“We were really inspired by strong women like Amelia Earhart and Joan of Arc,” said Skingraft co-designer Katie Kay. “There is sexiness in strength.”

Kay and her design partner Jonny Cota sent out a parade of fitted and detailed leather jackets, vests and body-conscious clothing. The majority of the looks were topped off with an Earhart-esque aviator’s cap, and many pieces had a layered cap sleeve detail that echoed the collar on a bomber jacket. 

Their piece de resistance was a black, leather “bridal gown” with a studded leather corset, long layered skirt that pooled into a train, and feathered headband jutting out of the model’s forehead. It was dramatic, a bit macabre, but like their sharp, second-skin leather jackets, it exhibited a lot of workmanship and attention to detail.

Verdad is an L.A. runway staple who shows a collection in some form each season. This time itLouis Verdad runway was called “Louver,” and thankfully the name wasn’t the only thing new about the line. Verdad took a refreshing departure from the 1940s-infused quasi-costume theme he often retreads and instead went for wearable and modern. He cited Obama as his muse in the show notes and he translated the idea quite literally. As the show started, a video montage of Obama, Oprah Winfrey, Janet Jackson, Grace Jones and Maya Angelou was projected on the wall, and every model cast to wear the all-ivory collection was African American. 

Cream jumpsuits, shift dresses and trousers were accented with pops of gold and the occasional splash of navy, infusing a nautical aesthetic into the line. Verdad did a few jodhpur-style pants and a pair of shorts that bubbled around the thigh. Silhouettes were clean and details were not overdone or heavy-handed.

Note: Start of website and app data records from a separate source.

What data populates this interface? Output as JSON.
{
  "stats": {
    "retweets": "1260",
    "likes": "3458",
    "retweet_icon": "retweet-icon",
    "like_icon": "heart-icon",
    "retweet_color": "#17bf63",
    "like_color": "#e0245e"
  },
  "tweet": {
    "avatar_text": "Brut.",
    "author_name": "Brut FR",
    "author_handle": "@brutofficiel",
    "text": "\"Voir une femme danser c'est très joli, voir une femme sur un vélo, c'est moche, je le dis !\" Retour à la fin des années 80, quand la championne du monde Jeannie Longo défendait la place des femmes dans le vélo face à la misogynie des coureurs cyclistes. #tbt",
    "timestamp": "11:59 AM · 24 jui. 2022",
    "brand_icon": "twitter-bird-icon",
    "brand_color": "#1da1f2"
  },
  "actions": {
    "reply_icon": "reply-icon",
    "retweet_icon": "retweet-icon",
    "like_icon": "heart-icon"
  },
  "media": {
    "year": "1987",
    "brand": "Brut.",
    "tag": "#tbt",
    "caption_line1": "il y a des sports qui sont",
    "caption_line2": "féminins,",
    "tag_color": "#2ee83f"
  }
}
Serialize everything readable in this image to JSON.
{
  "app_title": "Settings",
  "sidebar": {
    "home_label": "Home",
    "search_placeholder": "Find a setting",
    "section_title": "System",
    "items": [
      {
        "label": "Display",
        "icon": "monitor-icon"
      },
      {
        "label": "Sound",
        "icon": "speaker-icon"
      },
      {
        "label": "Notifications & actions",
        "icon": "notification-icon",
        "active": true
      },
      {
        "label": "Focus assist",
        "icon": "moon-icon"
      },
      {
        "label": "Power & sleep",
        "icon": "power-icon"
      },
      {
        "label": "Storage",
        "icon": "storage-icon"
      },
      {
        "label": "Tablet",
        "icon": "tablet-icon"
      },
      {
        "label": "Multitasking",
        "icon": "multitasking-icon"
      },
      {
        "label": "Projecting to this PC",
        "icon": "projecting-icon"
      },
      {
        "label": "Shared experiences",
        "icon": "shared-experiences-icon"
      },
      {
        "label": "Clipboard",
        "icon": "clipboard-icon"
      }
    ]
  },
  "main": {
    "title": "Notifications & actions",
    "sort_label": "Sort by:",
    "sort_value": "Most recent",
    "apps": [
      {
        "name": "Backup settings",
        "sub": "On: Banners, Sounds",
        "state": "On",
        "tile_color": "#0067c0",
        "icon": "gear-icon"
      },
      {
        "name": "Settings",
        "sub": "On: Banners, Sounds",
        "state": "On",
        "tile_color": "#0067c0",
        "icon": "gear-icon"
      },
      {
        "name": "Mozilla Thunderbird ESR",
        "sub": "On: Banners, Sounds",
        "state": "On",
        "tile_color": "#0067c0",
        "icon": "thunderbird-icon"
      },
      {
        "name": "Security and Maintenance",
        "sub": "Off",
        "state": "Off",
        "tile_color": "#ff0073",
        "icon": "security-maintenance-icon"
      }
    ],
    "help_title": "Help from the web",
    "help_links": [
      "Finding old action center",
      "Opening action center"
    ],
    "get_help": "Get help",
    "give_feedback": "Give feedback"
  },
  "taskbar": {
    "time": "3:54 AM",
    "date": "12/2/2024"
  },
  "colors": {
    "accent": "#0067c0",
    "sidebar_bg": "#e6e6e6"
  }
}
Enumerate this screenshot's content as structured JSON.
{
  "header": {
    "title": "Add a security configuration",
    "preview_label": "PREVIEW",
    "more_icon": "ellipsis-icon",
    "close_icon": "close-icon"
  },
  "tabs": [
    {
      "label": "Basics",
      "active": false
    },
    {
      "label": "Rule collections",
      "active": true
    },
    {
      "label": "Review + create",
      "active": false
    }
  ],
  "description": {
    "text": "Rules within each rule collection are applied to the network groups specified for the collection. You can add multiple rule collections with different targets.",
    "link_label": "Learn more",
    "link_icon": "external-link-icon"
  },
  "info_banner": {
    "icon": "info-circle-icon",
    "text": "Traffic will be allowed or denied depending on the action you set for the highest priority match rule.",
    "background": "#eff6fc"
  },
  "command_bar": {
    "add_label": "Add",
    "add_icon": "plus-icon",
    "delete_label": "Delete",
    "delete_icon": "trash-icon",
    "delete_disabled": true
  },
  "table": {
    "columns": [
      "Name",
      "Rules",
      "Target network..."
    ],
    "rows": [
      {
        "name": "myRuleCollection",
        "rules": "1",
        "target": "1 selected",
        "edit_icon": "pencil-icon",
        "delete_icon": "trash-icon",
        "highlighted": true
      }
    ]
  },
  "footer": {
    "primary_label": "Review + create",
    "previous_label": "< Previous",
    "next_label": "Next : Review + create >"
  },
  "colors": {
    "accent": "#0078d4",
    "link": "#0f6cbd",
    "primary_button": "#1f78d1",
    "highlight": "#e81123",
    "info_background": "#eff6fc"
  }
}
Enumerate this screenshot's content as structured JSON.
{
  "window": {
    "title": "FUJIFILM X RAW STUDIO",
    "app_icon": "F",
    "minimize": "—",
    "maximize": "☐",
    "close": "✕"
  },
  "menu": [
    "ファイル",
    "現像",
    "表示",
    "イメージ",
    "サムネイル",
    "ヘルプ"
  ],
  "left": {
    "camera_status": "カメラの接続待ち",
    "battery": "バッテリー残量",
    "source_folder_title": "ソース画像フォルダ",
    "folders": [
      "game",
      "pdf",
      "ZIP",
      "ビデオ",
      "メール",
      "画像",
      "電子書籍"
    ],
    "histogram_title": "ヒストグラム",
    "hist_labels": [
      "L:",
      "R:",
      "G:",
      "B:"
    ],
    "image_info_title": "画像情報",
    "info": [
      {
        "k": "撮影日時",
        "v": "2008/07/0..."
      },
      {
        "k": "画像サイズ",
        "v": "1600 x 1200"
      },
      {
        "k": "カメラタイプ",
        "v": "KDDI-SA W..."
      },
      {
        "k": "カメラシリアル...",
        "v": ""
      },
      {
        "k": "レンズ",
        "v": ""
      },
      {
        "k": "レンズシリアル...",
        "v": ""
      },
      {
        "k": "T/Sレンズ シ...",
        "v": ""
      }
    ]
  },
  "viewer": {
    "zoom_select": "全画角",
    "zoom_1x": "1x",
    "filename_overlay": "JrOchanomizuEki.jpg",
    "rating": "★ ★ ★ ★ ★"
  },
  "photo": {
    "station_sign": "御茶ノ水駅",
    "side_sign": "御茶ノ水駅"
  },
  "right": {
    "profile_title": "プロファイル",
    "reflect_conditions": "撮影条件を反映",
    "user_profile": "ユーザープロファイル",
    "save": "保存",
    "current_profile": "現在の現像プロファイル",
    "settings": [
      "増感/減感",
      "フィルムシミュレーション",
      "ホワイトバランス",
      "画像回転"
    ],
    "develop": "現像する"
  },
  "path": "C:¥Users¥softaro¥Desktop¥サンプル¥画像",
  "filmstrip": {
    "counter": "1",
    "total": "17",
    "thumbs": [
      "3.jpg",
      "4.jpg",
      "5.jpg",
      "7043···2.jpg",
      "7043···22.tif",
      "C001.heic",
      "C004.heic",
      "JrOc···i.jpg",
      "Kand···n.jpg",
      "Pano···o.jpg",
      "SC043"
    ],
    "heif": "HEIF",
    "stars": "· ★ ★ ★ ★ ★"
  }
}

His use of cream and ivory looked striking against the models’ dark skin and for Verdad seemed to signify a fresh start or rebirth in his design career.

Click here to see more looks from the Skingraft show.

-- Melissa Magsaysay

Photos: Top, Skingraft; bottom: Louver by Louis Verdad; credit: Adam Tschorn / Los Angeles Times